● **WHAT IS NEEDED**:
The line containing "Read all visible content and emit it as JSON." and every line after it, through the end of the material: copy these exactly and nothing else, leaving pictures out.
•••
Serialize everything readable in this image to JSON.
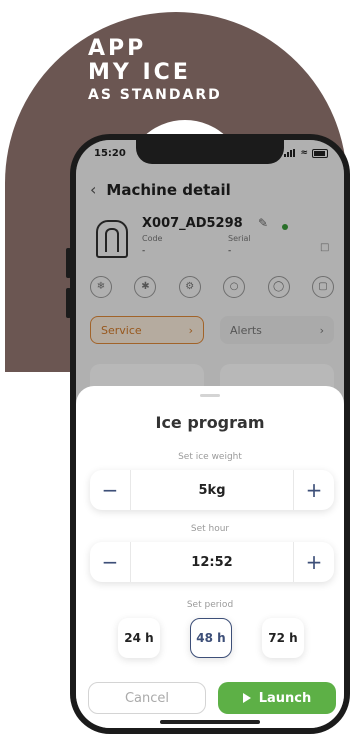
{
  "promo": {
    "line1": "APP",
    "line2": "MY ICE",
    "line3": "AS STANDARD"
  },
  "status": {
    "time": "15:20"
  },
  "header": {
    "back_icon": "chevron-left-icon",
    "title": "Machine detail"
  },
  "machine": {
    "id": "X007_AD5298",
    "code_label": "Code",
    "code_value": "-",
    "serial_label": "Serial",
    "serial_value": "-",
    "online_color": "#3a9a3a"
  },
  "actions": {
    "service_label": "Service",
    "alerts_label": "Alerts"
  },
  "sheet": {
    "title": "Ice program",
    "weight_label": "Set ice weight",
    "weight_value": "5kg",
    "hour_label": "Set hour",
    "hour_value": "12:52",
    "period_label": "Set period",
    "periods": [
      "24 h",
      "48 h",
      "72 h"
    ],
    "selected_period": "48 h",
    "cancel_label": "Cancel",
    "launch_label": "Launch"
  },
  "colors": {
    "brand_brown": "#6b5652",
    "accent_navy": "#3d4f78",
    "launch_green": "#5db046",
    "service_orange": "#e0893a"
  }
}
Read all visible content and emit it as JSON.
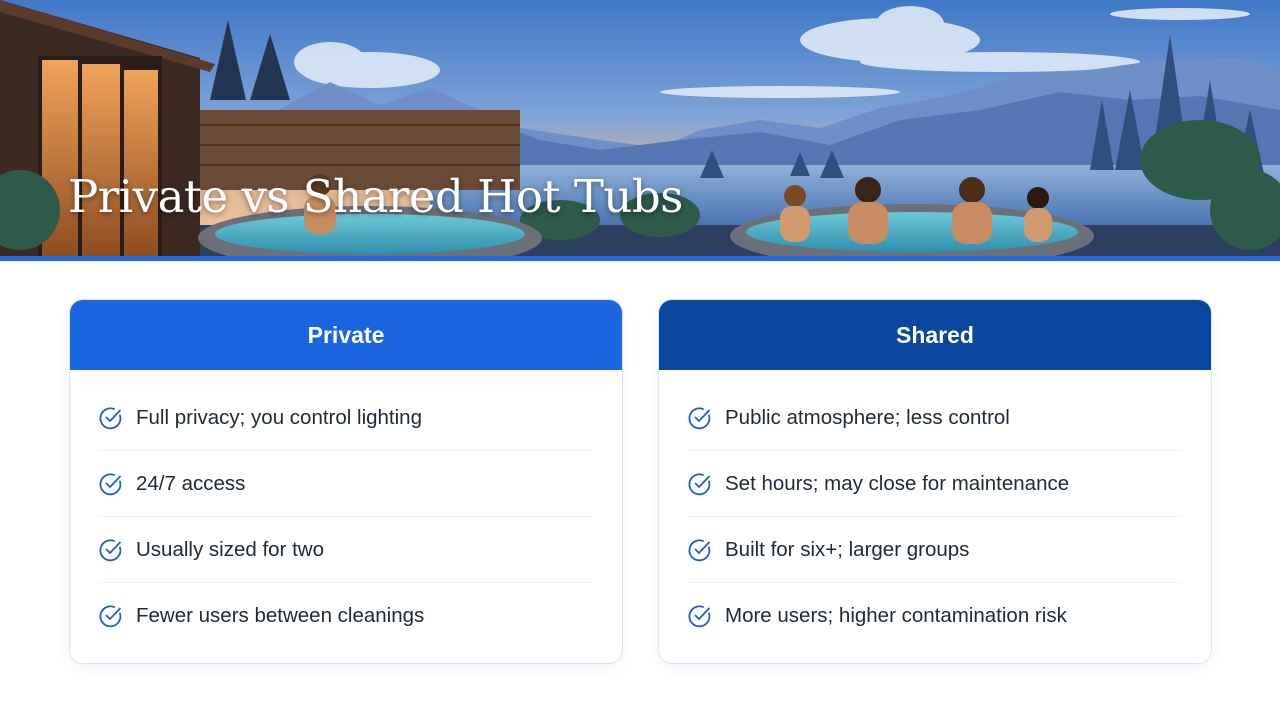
{
  "title": "Private vs Shared Hot Tubs",
  "colors": {
    "accent_bar": "#2268d8",
    "private_header": "#1a66e0",
    "shared_header": "#0a469e",
    "check_icon": "#1d5fd0",
    "item_text": "#1e2a3a"
  },
  "banner": {
    "image_description_icon": "landscape-hot-tub-illustration"
  },
  "cards": [
    {
      "id": "private",
      "header": "Private",
      "items": [
        "Full privacy; you control lighting",
        "24/7 access",
        "Usually sized for two",
        "Fewer users between cleanings"
      ]
    },
    {
      "id": "shared",
      "header": "Shared",
      "items": [
        "Public atmosphere; less control",
        "Set hours; may close for maintenance",
        "Built for six+; larger groups",
        "More users; higher contamination risk"
      ]
    }
  ]
}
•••
● **RESPONSE TO THIS TASK**:
Read all visible content and emit it as JSON.
{
  "title": "Private vs Shared Hot Tubs",
  "colors": {
    "accent_bar": "#2268d8",
    "private_header": "#1a66e0",
    "shared_header": "#0a469e",
    "check_icon": "#1d5fd0",
    "item_text": "#1e2a3a"
  },
  "banner": {
    "image_description_icon": "landscape-hot-tub-illustration"
  },
  "cards": [
    {
      "id": "private",
      "header": "Private",
      "items": [
        "Full privacy; you control lighting",
        "24/7 access",
        "Usually sized for two",
        "Fewer users between cleanings"
      ]
    },
    {
      "id": "shared",
      "header": "Shared",
      "items": [
        "Public atmosphere; less control",
        "Set hours; may close for maintenance",
        "Built for six+; larger groups",
        "More users; higher contamination risk"
      ]
    }
  ]
}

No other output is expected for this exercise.